■ The data:
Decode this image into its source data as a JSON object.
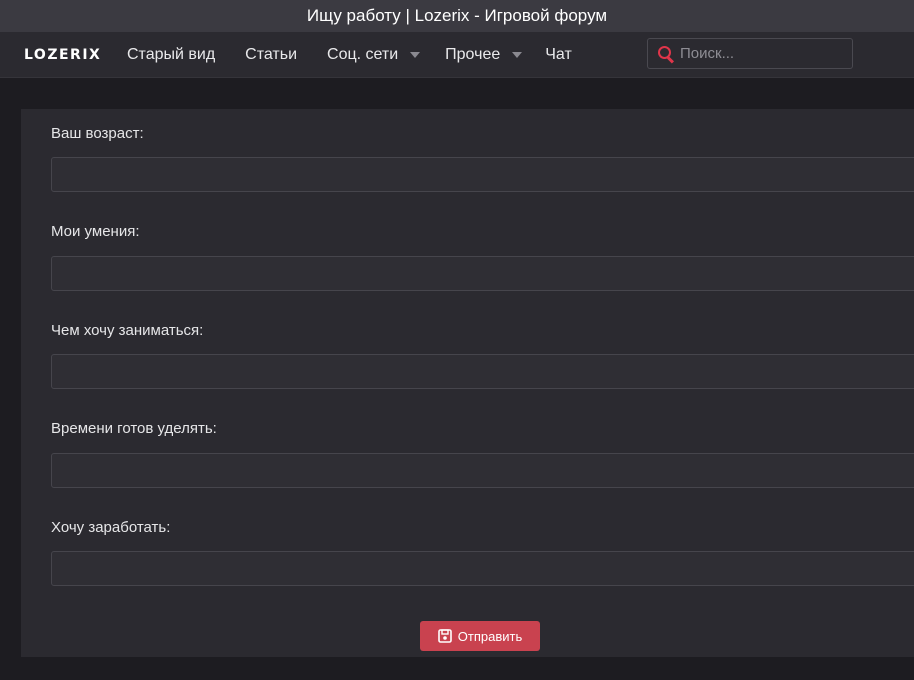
{
  "window": {
    "title": "Ищу работу | Lozerix - Игровой форум"
  },
  "nav": {
    "logo": "LOZERIX",
    "items": [
      {
        "label": "Старый вид",
        "dropdown": false
      },
      {
        "label": "Статьи",
        "dropdown": false
      },
      {
        "label": "Соц. сети",
        "dropdown": true,
        "icon": "caret-down-icon"
      },
      {
        "label": "Прочее",
        "dropdown": true,
        "icon": "caret-down-icon"
      },
      {
        "label": "Чат",
        "dropdown": false
      }
    ],
    "search": {
      "placeholder": "Поиск...",
      "value": "",
      "icon": "search-icon"
    }
  },
  "form": {
    "fields": [
      {
        "label": "Ваш возраст:",
        "value": ""
      },
      {
        "label": "Мои умения:",
        "value": ""
      },
      {
        "label": "Чем хочу заниматься:",
        "value": ""
      },
      {
        "label": "Времени готов уделять:",
        "value": ""
      },
      {
        "label": "Хочу заработать:",
        "value": ""
      }
    ],
    "submit": {
      "label": "Отправить",
      "icon": "save-icon"
    }
  },
  "colors": {
    "accent": "#c9424f",
    "search_icon": "#e0354a",
    "background": "#1d1c21",
    "panel": "#2b2a30",
    "titlebar": "#3b3a41"
  }
}
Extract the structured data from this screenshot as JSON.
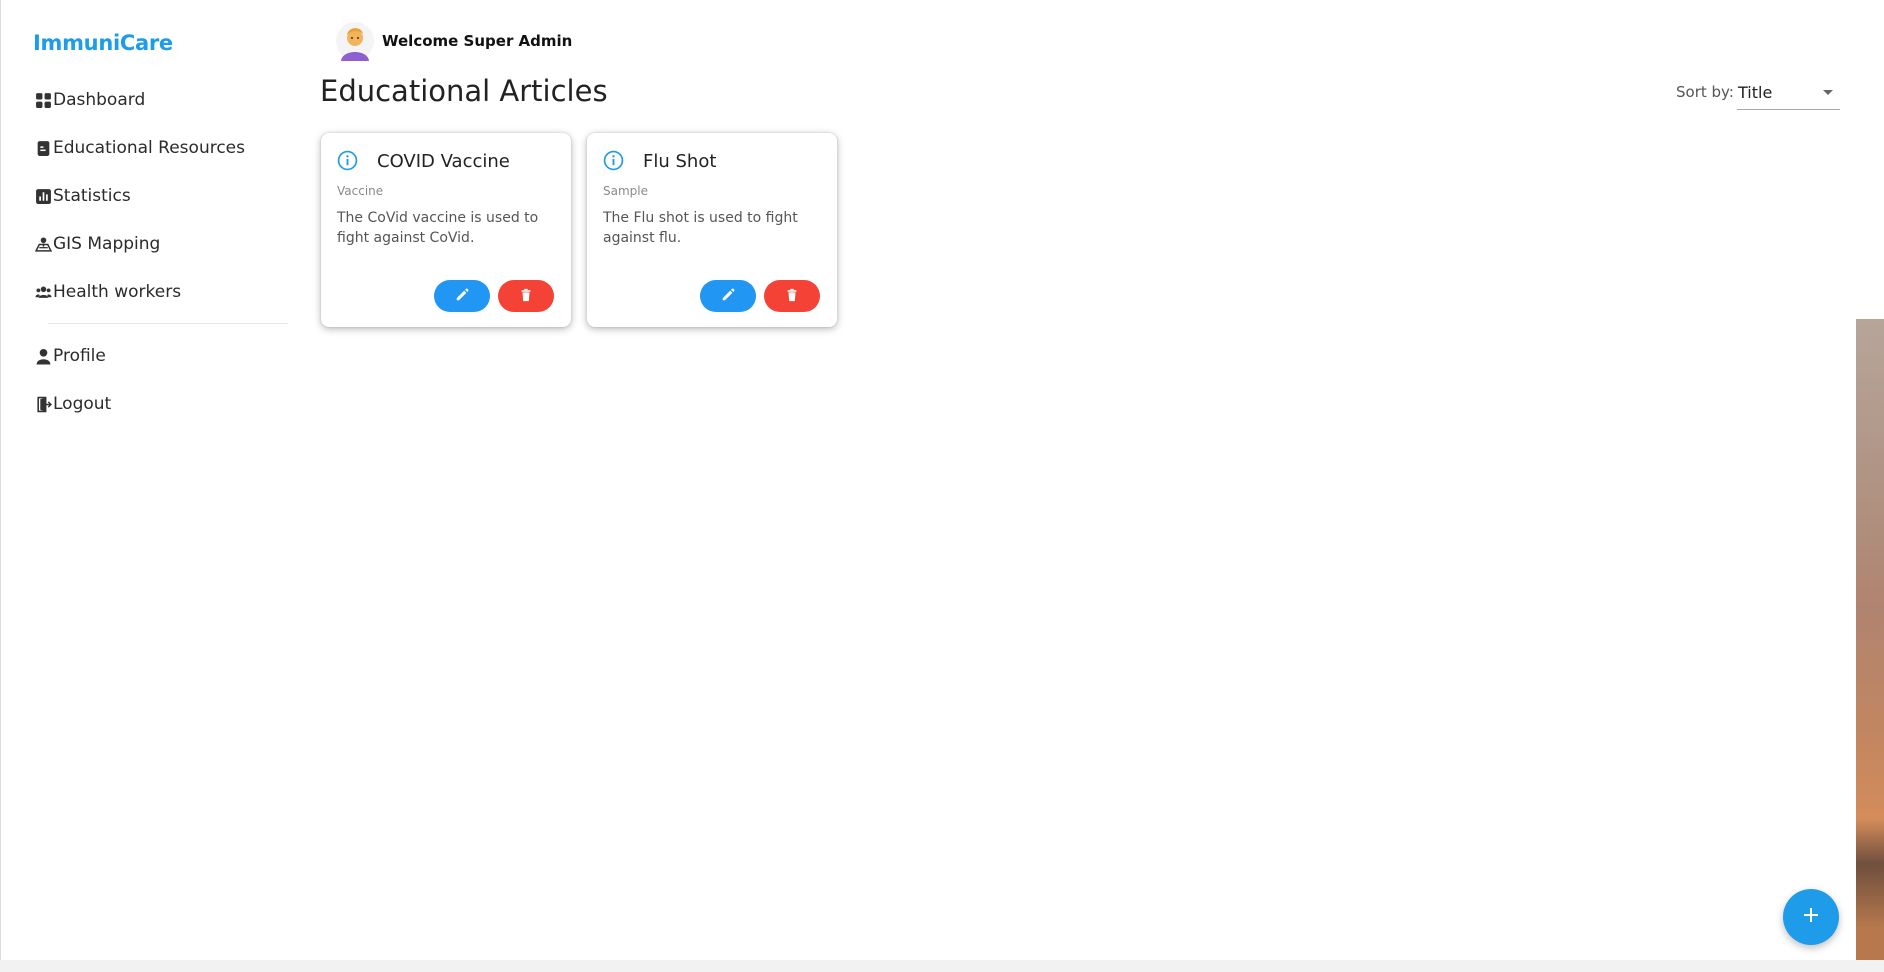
{
  "app": {
    "brand": "ImmuniCare"
  },
  "sidebar": {
    "items": [
      {
        "label": "Dashboard",
        "icon": "dashboard-icon"
      },
      {
        "label": "Educational Resources",
        "icon": "document-icon"
      },
      {
        "label": "Statistics",
        "icon": "chart-icon"
      },
      {
        "label": "GIS Mapping",
        "icon": "map-icon"
      },
      {
        "label": "Health workers",
        "icon": "people-icon"
      }
    ],
    "footer_items": [
      {
        "label": "Profile",
        "icon": "user-icon"
      },
      {
        "label": "Logout",
        "icon": "logout-icon"
      }
    ]
  },
  "header": {
    "welcome": "Welcome Super Admin",
    "page_title": "Educational Articles"
  },
  "sort": {
    "label": "Sort by:",
    "value": "Title"
  },
  "articles": [
    {
      "title": "COVID Vaccine",
      "category": "Vaccine",
      "description": "The CoVid vaccine is used to fight against CoVid."
    },
    {
      "title": "Flu Shot",
      "category": "Sample",
      "description": "The Flu shot is used to fight against flu."
    }
  ],
  "colors": {
    "accent": "#1e9be9",
    "edit": "#2196f3",
    "delete": "#f44336"
  },
  "icons": {
    "card_info": "info-icon",
    "card_edit": "pencil-icon",
    "card_delete": "trash-icon",
    "fab": "plus-icon"
  }
}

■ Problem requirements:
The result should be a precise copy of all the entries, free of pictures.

■ Task solution:
Decode this image into its source data as a JSON object.
{
  "window": {
    "title": "Ищу работу | Lozerix - Игровой форум"
  },
  "nav": {
    "logo": "LOZERIX",
    "items": [
      {
        "label": "Старый вид",
        "dropdown": false
      },
      {
        "label": "Статьи",
        "dropdown": false
      },
      {
        "label": "Соц. сети",
        "dropdown": true,
        "icon": "caret-down-icon"
      },
      {
        "label": "Прочее",
        "dropdown": true,
        "icon": "caret-down-icon"
      },
      {
        "label": "Чат",
        "dropdown": false
      }
    ],
    "search": {
      "placeholder": "Поиск...",
      "value": "",
      "icon": "search-icon"
    }
  },
  "form": {
    "fields": [
      {
        "label": "Ваш возраст:",
        "value": ""
      },
      {
        "label": "Мои умения:",
        "value": ""
      },
      {
        "label": "Чем хочу заниматься:",
        "value": ""
      },
      {
        "label": "Времени готов уделять:",
        "value": ""
      },
      {
        "label": "Хочу заработать:",
        "value": ""
      }
    ],
    "submit": {
      "label": "Отправить",
      "icon": "save-icon"
    }
  },
  "colors": {
    "accent": "#c9424f",
    "search_icon": "#e0354a",
    "background": "#1d1c21",
    "panel": "#2b2a30",
    "titlebar": "#3b3a41"
  }
}
Extract the structured data from this screenshot as JSON.
{
  "app": {
    "brand": "ImmuniCare"
  },
  "sidebar": {
    "items": [
      {
        "label": "Dashboard",
        "icon": "dashboard-icon"
      },
      {
        "label": "Educational Resources",
        "icon": "document-icon"
      },
      {
        "label": "Statistics",
        "icon": "chart-icon"
      },
      {
        "label": "GIS Mapping",
        "icon": "map-icon"
      },
      {
        "label": "Health workers",
        "icon": "people-icon"
      }
    ],
    "footer_items": [
      {
        "label": "Profile",
        "icon": "user-icon"
      },
      {
        "label": "Logout",
        "icon": "logout-icon"
      }
    ]
  },
  "header": {
    "welcome": "Welcome Super Admin",
    "page_title": "Educational Articles"
  },
  "sort": {
    "label": "Sort by:",
    "value": "Title"
  },
  "articles": [
    {
      "title": "COVID Vaccine",
      "category": "Vaccine",
      "description": "The CoVid vaccine is used to fight against CoVid."
    },
    {
      "title": "Flu Shot",
      "category": "Sample",
      "description": "The Flu shot is used to fight against flu."
    }
  ],
  "colors": {
    "accent": "#1e9be9",
    "edit": "#2196f3",
    "delete": "#f44336"
  },
  "icons": {
    "card_info": "info-icon",
    "card_edit": "pencil-icon",
    "card_delete": "trash-icon",
    "fab": "plus-icon"
  }
}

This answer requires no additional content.